To do: If a record holds a picture, please leave the picture out and copy the rest of the record exactly.

(Interface dataset entries)
= = = = =
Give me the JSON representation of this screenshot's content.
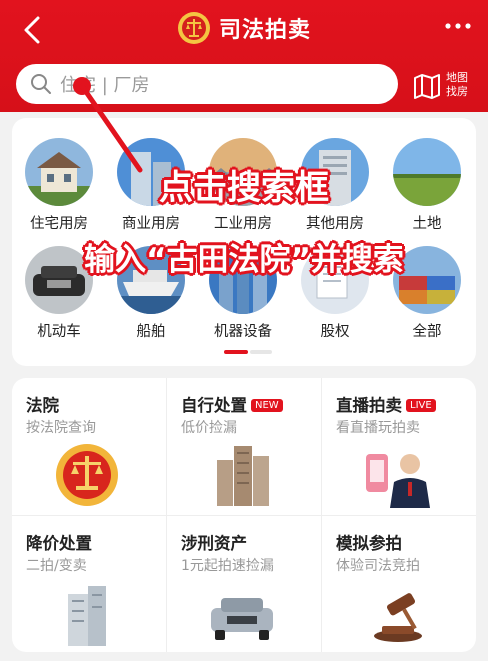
{
  "header": {
    "title": "司法拍卖",
    "back_icon": "chevron-left-icon",
    "more_icon": "more-horizontal-icon",
    "emblem_icon": "court-emblem-icon",
    "bg_color": "#e2131e"
  },
  "search": {
    "placeholder": "住宅 | 厂房",
    "map_label_line1": "地图",
    "map_label_line2": "找房"
  },
  "categories": [
    {
      "label": "住宅用房",
      "icon": "house-icon"
    },
    {
      "label": "商业用房",
      "icon": "commercial-building-icon"
    },
    {
      "label": "工业用房",
      "icon": "factory-icon"
    },
    {
      "label": "其他用房",
      "icon": "building-icon"
    },
    {
      "label": "土地",
      "icon": "land-icon"
    },
    {
      "label": "机动车",
      "icon": "car-icon"
    },
    {
      "label": "船舶",
      "icon": "ship-icon"
    },
    {
      "label": "机器设备",
      "icon": "machinery-icon"
    },
    {
      "label": "股权",
      "icon": "equity-document-icon"
    },
    {
      "label": "全部",
      "icon": "containers-icon"
    }
  ],
  "services": [
    {
      "title": "法院",
      "subtitle": "按法院查询",
      "badge": "",
      "icon": "court-emblem-icon"
    },
    {
      "title": "自行处置",
      "subtitle": "低价捡漏",
      "badge": "NEW",
      "icon": "apartment-buildings-icon"
    },
    {
      "title": "直播拍卖",
      "subtitle": "看直播玩拍卖",
      "badge": "LIVE",
      "icon": "live-host-icon"
    },
    {
      "title": "降价处置",
      "subtitle": "二拍/变卖",
      "badge": "",
      "icon": "tower-building-icon"
    },
    {
      "title": "涉刑资产",
      "subtitle": "1元起拍速捡漏",
      "badge": "",
      "icon": "suv-car-icon"
    },
    {
      "title": "模拟参拍",
      "subtitle": "体验司法竞拍",
      "badge": "",
      "icon": "gavel-icon"
    }
  ],
  "annotations": {
    "line1": "点击搜索框",
    "line2": "输入“古田法院”并搜索",
    "color": "#e2131e"
  }
}
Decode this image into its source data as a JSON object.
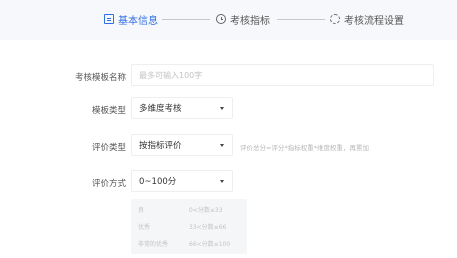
{
  "steps": [
    {
      "label": "基本信息",
      "active": true
    },
    {
      "label": "考核指标",
      "active": false
    },
    {
      "label": "考核流程设置",
      "active": false
    }
  ],
  "form": {
    "template_name": {
      "label": "考核模板名称",
      "value": "",
      "placeholder": "最多可输入100字"
    },
    "template_type": {
      "label": "模板类型",
      "value": "多维度考核"
    },
    "evaluation_type": {
      "label": "评价类型",
      "value": "按指标评价",
      "hint": "评价总分=评分*指标权重*维度权重，再累加"
    },
    "evaluation_method": {
      "label": "评价方式",
      "value": "0~100分"
    }
  },
  "grades": [
    {
      "name": "良",
      "range": "0<分数≤33"
    },
    {
      "name": "优秀",
      "range": "33<分数≤66"
    },
    {
      "name": "非常的优秀",
      "range": "66<分数≤100"
    }
  ],
  "colors": {
    "accent": "#2f6fe4",
    "step_bar": "#f7f8fb",
    "grade_bg": "#f5f6f8"
  }
}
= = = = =
Expected answer:
Give me the JSON representation of this screenshot's content.
{
  "header": {
    "title": "司法拍卖",
    "back_icon": "chevron-left-icon",
    "more_icon": "more-horizontal-icon",
    "emblem_icon": "court-emblem-icon",
    "bg_color": "#e2131e"
  },
  "search": {
    "placeholder": "住宅 | 厂房",
    "map_label_line1": "地图",
    "map_label_line2": "找房"
  },
  "categories": [
    {
      "label": "住宅用房",
      "icon": "house-icon"
    },
    {
      "label": "商业用房",
      "icon": "commercial-building-icon"
    },
    {
      "label": "工业用房",
      "icon": "factory-icon"
    },
    {
      "label": "其他用房",
      "icon": "building-icon"
    },
    {
      "label": "土地",
      "icon": "land-icon"
    },
    {
      "label": "机动车",
      "icon": "car-icon"
    },
    {
      "label": "船舶",
      "icon": "ship-icon"
    },
    {
      "label": "机器设备",
      "icon": "machinery-icon"
    },
    {
      "label": "股权",
      "icon": "equity-document-icon"
    },
    {
      "label": "全部",
      "icon": "containers-icon"
    }
  ],
  "services": [
    {
      "title": "法院",
      "subtitle": "按法院查询",
      "badge": "",
      "icon": "court-emblem-icon"
    },
    {
      "title": "自行处置",
      "subtitle": "低价捡漏",
      "badge": "NEW",
      "icon": "apartment-buildings-icon"
    },
    {
      "title": "直播拍卖",
      "subtitle": "看直播玩拍卖",
      "badge": "LIVE",
      "icon": "live-host-icon"
    },
    {
      "title": "降价处置",
      "subtitle": "二拍/变卖",
      "badge": "",
      "icon": "tower-building-icon"
    },
    {
      "title": "涉刑资产",
      "subtitle": "1元起拍速捡漏",
      "badge": "",
      "icon": "suv-car-icon"
    },
    {
      "title": "模拟参拍",
      "subtitle": "体验司法竞拍",
      "badge": "",
      "icon": "gavel-icon"
    }
  ],
  "annotations": {
    "line1": "点击搜索框",
    "line2": "输入“古田法院”并搜索",
    "color": "#e2131e"
  }
}
Decode this image into its source data as a JSON object.
{
  "steps": [
    {
      "label": "基本信息",
      "active": true
    },
    {
      "label": "考核指标",
      "active": false
    },
    {
      "label": "考核流程设置",
      "active": false
    }
  ],
  "form": {
    "template_name": {
      "label": "考核模板名称",
      "value": "",
      "placeholder": "最多可输入100字"
    },
    "template_type": {
      "label": "模板类型",
      "value": "多维度考核"
    },
    "evaluation_type": {
      "label": "评价类型",
      "value": "按指标评价",
      "hint": "评价总分=评分*指标权重*维度权重，再累加"
    },
    "evaluation_method": {
      "label": "评价方式",
      "value": "0~100分"
    }
  },
  "grades": [
    {
      "name": "良",
      "range": "0<分数≤33"
    },
    {
      "name": "优秀",
      "range": "33<分数≤66"
    },
    {
      "name": "非常的优秀",
      "range": "66<分数≤100"
    }
  ],
  "colors": {
    "accent": "#2f6fe4",
    "step_bar": "#f7f8fb",
    "grade_bg": "#f5f6f8"
  }
}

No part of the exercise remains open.